Telecommunications stakeholders have expressed worries over lack of investment in the country’s telecommunications space which has resulted in poor coverage as well as quality of service.
Engr. Samuel Adeleke, managing director, Steineng Ltd, attributed the situation to lack of new areas of focus for operators that will ignite mass subscription.
“As an operator in the market, I’m unwilling to invest in the telecom space because of the present climate. Mobile operators are behaving as if the market is saturated; they are looking at bulk of the population in the urban areas that have been covered and turning away from potential 80% of rural dwellers that are yet to be penetrated.
“There is no urge for them to invest in providing coverage to 80% rural dwellers that are unpenetrated like they are investing in providing services to the financial sector, instead operators are busy upgrading their networks from 3G to 4G not making available data for the technology,” he said.
He berated mobile operators for not doing enough to develop data segment of their services. “What will drive the next economy is data, but operators are frustrating the impending data revolution through capping of data service to subscribers. They don’t allow subscribers unlimited data service, it is a case of a very wide good road and they are given tricycle to ride on it.
“They need to increase capacity reduce access rate and increase access, this will make subscribers addicted to the service and use more. Profitability is economy of scale,” he explained.
Reacting, Engr. Olusola Teniola, president, Association of Telecommunications Companies of Nigeria (ATCON) said: “The ease of doing business is not quite there and there is still a lot of work to be done by government before investors that are wary and afraid of having their investments threatened will regain the trust of placing further investments in this industry.
“Incidents like Etisalat, MTN and the many challenges that current investors are going through will play on the minds of would be potential investors. With this being an election year, data from NBS reflects the caution that investors’ sentiment has towards Nigeria, with private finance initiative (PFI) and FDI flows ebbing.
“Taking a sunny day scenario, a delay of two months post elections, means that any serious funds in support of CAPEX programmes for Q1 2019 will come into the industry by Q2 2019 at the earliest, with a reality that as far as private sector funding is concerned, the focus is for densification of current deployed networks for increased capacity on the back of increased consumer demand, which meets their return on investment (ROI) expectations.

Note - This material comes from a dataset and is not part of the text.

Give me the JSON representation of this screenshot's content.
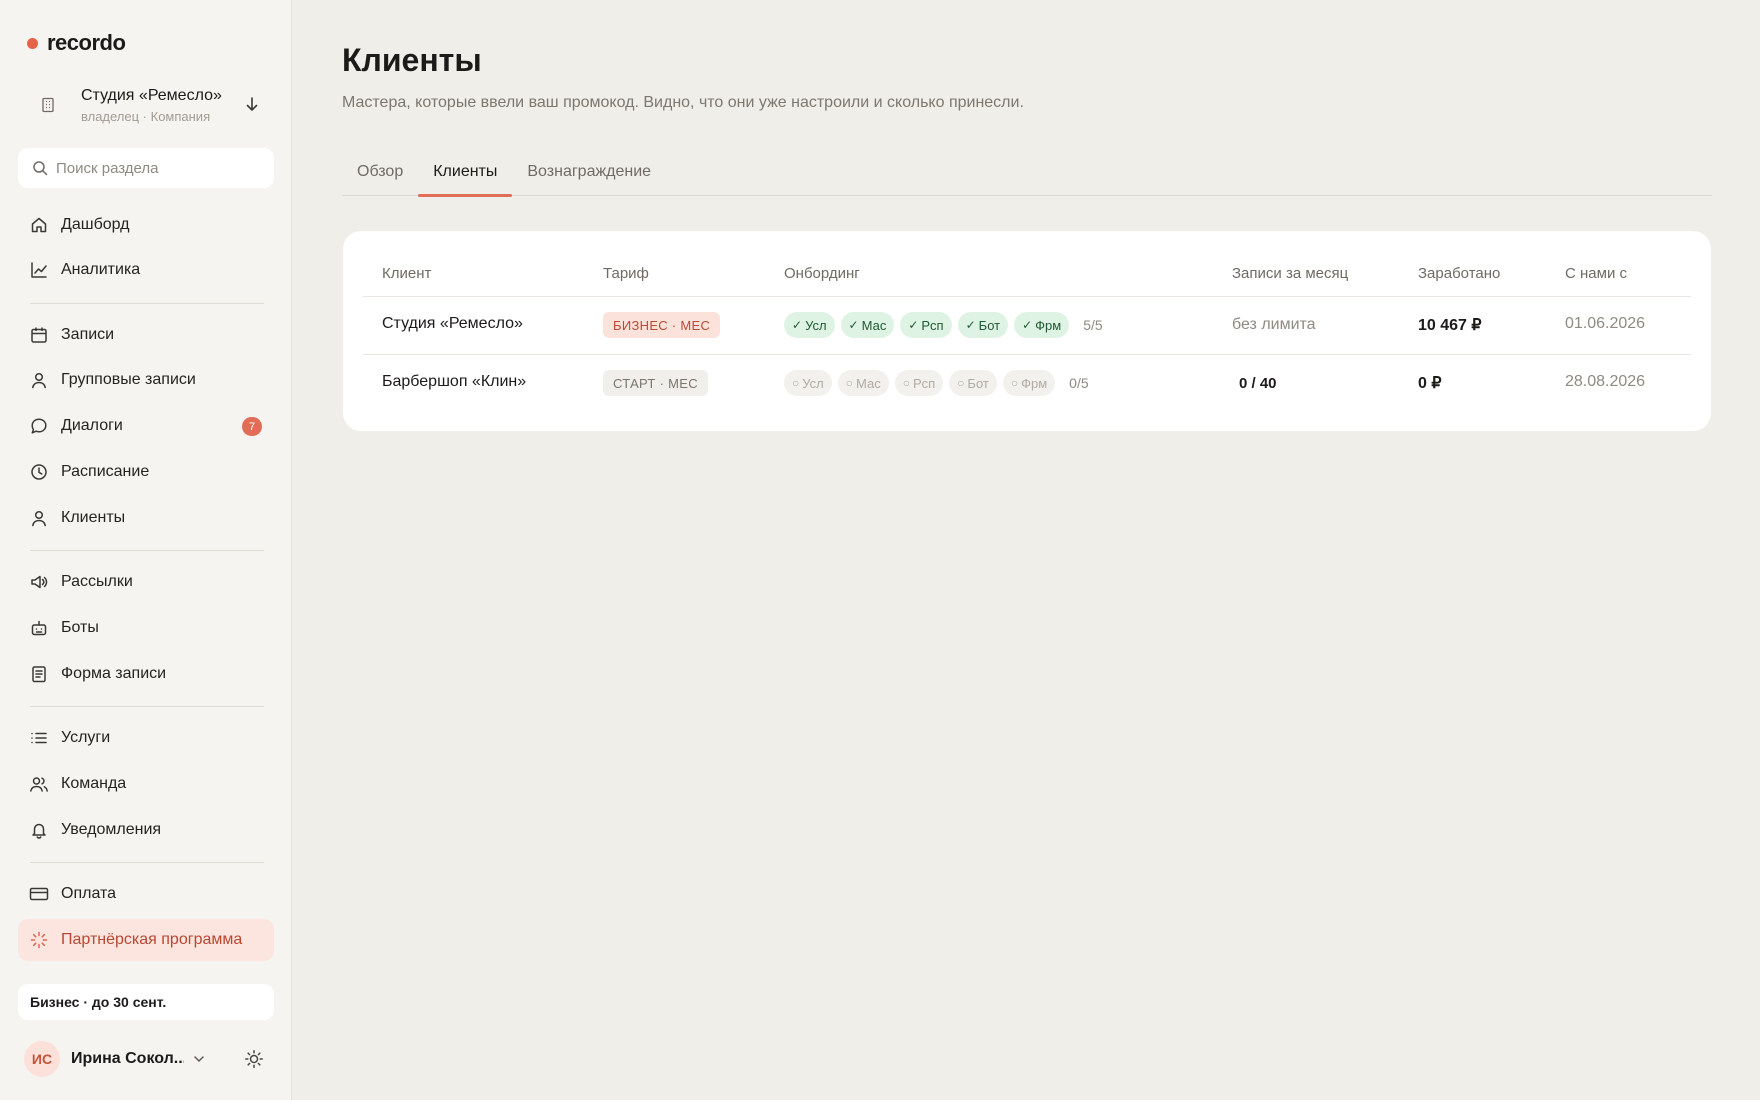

“Anything over and above this will be government driven using a PPP model (such as the infraco model for Open Access) to reach the rural areas or where ROI is deemed unachievable,” he said.